Entries provided
***
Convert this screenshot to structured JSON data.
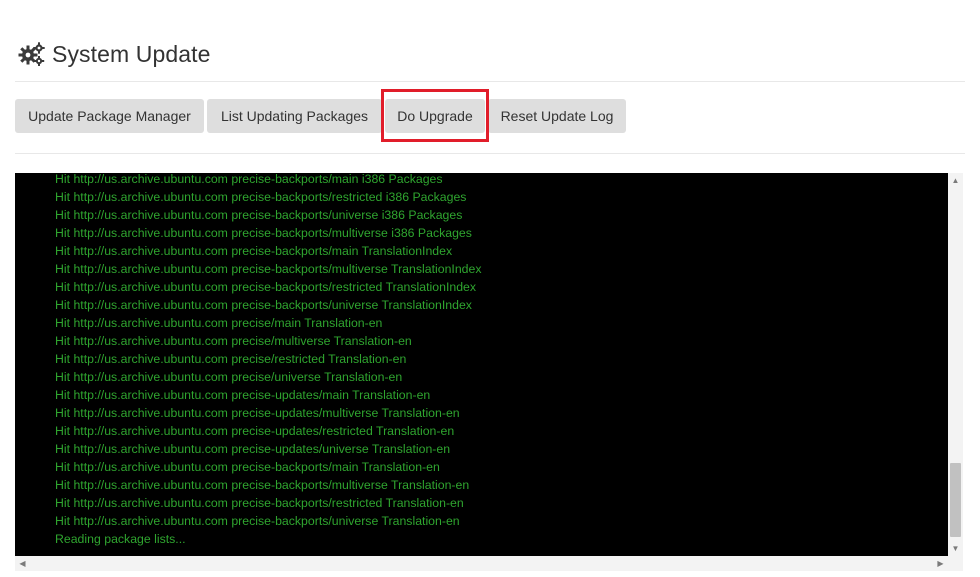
{
  "header": {
    "title": "System Update",
    "icon": "gears-icon"
  },
  "toolbar": {
    "update_package_manager": "Update Package Manager",
    "list_updating_packages": "List Updating Packages",
    "do_upgrade": "Do Upgrade",
    "reset_update_log": "Reset Update Log"
  },
  "console": {
    "text_color": "#2fa52f",
    "background": "#000000",
    "lines": [
      "Hit http://us.archive.ubuntu.com precise-backports/main i386 Packages",
      "Hit http://us.archive.ubuntu.com precise-backports/restricted i386 Packages",
      "Hit http://us.archive.ubuntu.com precise-backports/universe i386 Packages",
      "Hit http://us.archive.ubuntu.com precise-backports/multiverse i386 Packages",
      "Hit http://us.archive.ubuntu.com precise-backports/main TranslationIndex",
      "Hit http://us.archive.ubuntu.com precise-backports/multiverse TranslationIndex",
      "Hit http://us.archive.ubuntu.com precise-backports/restricted TranslationIndex",
      "Hit http://us.archive.ubuntu.com precise-backports/universe TranslationIndex",
      "Hit http://us.archive.ubuntu.com precise/main Translation-en",
      "Hit http://us.archive.ubuntu.com precise/multiverse Translation-en",
      "Hit http://us.archive.ubuntu.com precise/restricted Translation-en",
      "Hit http://us.archive.ubuntu.com precise/universe Translation-en",
      "Hit http://us.archive.ubuntu.com precise-updates/main Translation-en",
      "Hit http://us.archive.ubuntu.com precise-updates/multiverse Translation-en",
      "Hit http://us.archive.ubuntu.com precise-updates/restricted Translation-en",
      "Hit http://us.archive.ubuntu.com precise-updates/universe Translation-en",
      "Hit http://us.archive.ubuntu.com precise-backports/main Translation-en",
      "Hit http://us.archive.ubuntu.com precise-backports/multiverse Translation-en",
      "Hit http://us.archive.ubuntu.com precise-backports/restricted Translation-en",
      "Hit http://us.archive.ubuntu.com precise-backports/universe Translation-en",
      "Reading package lists..."
    ]
  },
  "highlight": {
    "target": "do-upgrade-button",
    "color": "#e11d2a"
  }
}
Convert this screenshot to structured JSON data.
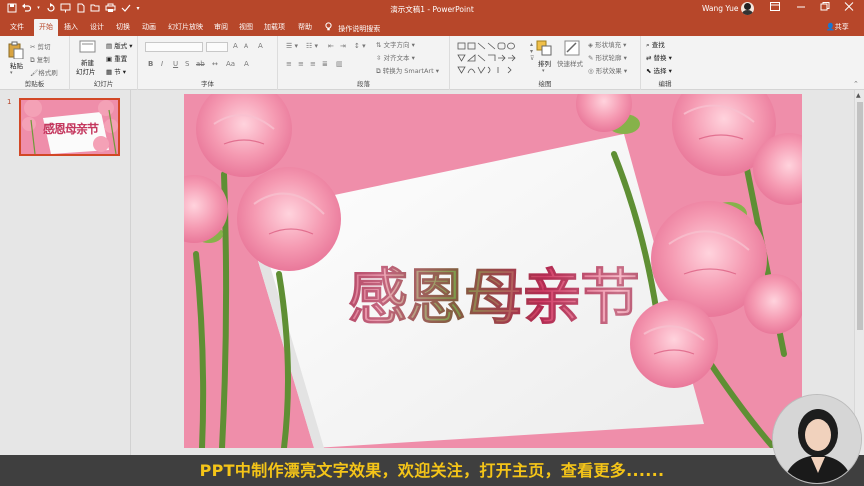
{
  "window": {
    "doc_title": "演示文稿1",
    "separator": " - ",
    "app_name": "PowerPoint",
    "user_name": "Wang Yue"
  },
  "qat_icons": [
    "save-icon",
    "undo-icon",
    "redo-icon",
    "start-slideshow-icon",
    "new-icon",
    "open-icon",
    "print-icon",
    "spell-icon",
    "customize-icon"
  ],
  "tabs": [
    "文件",
    "开始",
    "插入",
    "设计",
    "切换",
    "动画",
    "幻灯片放映",
    "审阅",
    "视图",
    "加载项",
    "帮助"
  ],
  "active_tab": "开始",
  "tell_me": "操作说明搜索",
  "share": "共享",
  "ribbon": {
    "clipboard": {
      "label": "剪贴板",
      "paste": "粘贴",
      "cut": "剪切",
      "copy": "复制",
      "painter": "格式刷"
    },
    "slides": {
      "label": "幻灯片",
      "new_slide": "新建",
      "new_slide2": "幻灯片",
      "layout": "版式",
      "reset": "重置",
      "section": "节"
    },
    "font": {
      "label": "字体",
      "bold": "B",
      "italic": "I",
      "underline": "U",
      "strike": "S",
      "spacing": "ab",
      "case": "Aa",
      "grow": "A",
      "shrink": "A",
      "clear": "A"
    },
    "paragraph": {
      "label": "段落",
      "text_direction": "文字方向",
      "align_text": "对齐文本",
      "smartart": "转换为 SmartArt"
    },
    "drawing": {
      "label": "绘图",
      "arrange": "排列",
      "quick_styles": "快速样式",
      "fill": "形状填充",
      "outline": "形状轮廓",
      "effects": "形状效果"
    },
    "editing": {
      "label": "编辑",
      "find": "查找",
      "replace": "替换",
      "select": "选择"
    }
  },
  "thumbnail": {
    "number": "1",
    "title": "感恩母亲节"
  },
  "slide": {
    "title": "感恩母亲节"
  },
  "caption": "PPT中制作漂亮文字效果，欢迎关注，打开主页，查看更多......",
  "colors": {
    "accent": "#b7472a",
    "caption_text": "#f5c518",
    "caption_bg": "#3f3f3f",
    "slide_bg": "#ef8eaa"
  }
}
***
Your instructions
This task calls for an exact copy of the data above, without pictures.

Solution
Convert this screenshot to structured JSON data.
{
  "header": {
    "title": "System Update",
    "icon": "gears-icon"
  },
  "toolbar": {
    "update_package_manager": "Update Package Manager",
    "list_updating_packages": "List Updating Packages",
    "do_upgrade": "Do Upgrade",
    "reset_update_log": "Reset Update Log"
  },
  "console": {
    "text_color": "#2fa52f",
    "background": "#000000",
    "lines": [
      "Hit http://us.archive.ubuntu.com precise-backports/main i386 Packages",
      "Hit http://us.archive.ubuntu.com precise-backports/restricted i386 Packages",
      "Hit http://us.archive.ubuntu.com precise-backports/universe i386 Packages",
      "Hit http://us.archive.ubuntu.com precise-backports/multiverse i386 Packages",
      "Hit http://us.archive.ubuntu.com precise-backports/main TranslationIndex",
      "Hit http://us.archive.ubuntu.com precise-backports/multiverse TranslationIndex",
      "Hit http://us.archive.ubuntu.com precise-backports/restricted TranslationIndex",
      "Hit http://us.archive.ubuntu.com precise-backports/universe TranslationIndex",
      "Hit http://us.archive.ubuntu.com precise/main Translation-en",
      "Hit http://us.archive.ubuntu.com precise/multiverse Translation-en",
      "Hit http://us.archive.ubuntu.com precise/restricted Translation-en",
      "Hit http://us.archive.ubuntu.com precise/universe Translation-en",
      "Hit http://us.archive.ubuntu.com precise-updates/main Translation-en",
      "Hit http://us.archive.ubuntu.com precise-updates/multiverse Translation-en",
      "Hit http://us.archive.ubuntu.com precise-updates/restricted Translation-en",
      "Hit http://us.archive.ubuntu.com precise-updates/universe Translation-en",
      "Hit http://us.archive.ubuntu.com precise-backports/main Translation-en",
      "Hit http://us.archive.ubuntu.com precise-backports/multiverse Translation-en",
      "Hit http://us.archive.ubuntu.com precise-backports/restricted Translation-en",
      "Hit http://us.archive.ubuntu.com precise-backports/universe Translation-en",
      "Reading package lists..."
    ]
  },
  "highlight": {
    "target": "do-upgrade-button",
    "color": "#e11d2a"
  }
}
Convert this screenshot to structured JSON data.
{
  "window": {
    "doc_title": "演示文稿1",
    "separator": " - ",
    "app_name": "PowerPoint",
    "user_name": "Wang Yue"
  },
  "qat_icons": [
    "save-icon",
    "undo-icon",
    "redo-icon",
    "start-slideshow-icon",
    "new-icon",
    "open-icon",
    "print-icon",
    "spell-icon",
    "customize-icon"
  ],
  "tabs": [
    "文件",
    "开始",
    "插入",
    "设计",
    "切换",
    "动画",
    "幻灯片放映",
    "审阅",
    "视图",
    "加载项",
    "帮助"
  ],
  "active_tab": "开始",
  "tell_me": "操作说明搜索",
  "share": "共享",
  "ribbon": {
    "clipboard": {
      "label": "剪贴板",
      "paste": "粘贴",
      "cut": "剪切",
      "copy": "复制",
      "painter": "格式刷"
    },
    "slides": {
      "label": "幻灯片",
      "new_slide": "新建",
      "new_slide2": "幻灯片",
      "layout": "版式",
      "reset": "重置",
      "section": "节"
    },
    "font": {
      "label": "字体",
      "bold": "B",
      "italic": "I",
      "underline": "U",
      "strike": "S",
      "spacing": "ab",
      "case": "Aa",
      "grow": "A",
      "shrink": "A",
      "clear": "A"
    },
    "paragraph": {
      "label": "段落",
      "text_direction": "文字方向",
      "align_text": "对齐文本",
      "smartart": "转换为 SmartArt"
    },
    "drawing": {
      "label": "绘图",
      "arrange": "排列",
      "quick_styles": "快速样式",
      "fill": "形状填充",
      "outline": "形状轮廓",
      "effects": "形状效果"
    },
    "editing": {
      "label": "编辑",
      "find": "查找",
      "replace": "替换",
      "select": "选择"
    }
  },
  "thumbnail": {
    "number": "1",
    "title": "感恩母亲节"
  },
  "slide": {
    "title": "感恩母亲节"
  },
  "caption": "PPT中制作漂亮文字效果，欢迎关注，打开主页，查看更多......",
  "colors": {
    "accent": "#b7472a",
    "caption_text": "#f5c518",
    "caption_bg": "#3f3f3f",
    "slide_bg": "#ef8eaa"
  }
}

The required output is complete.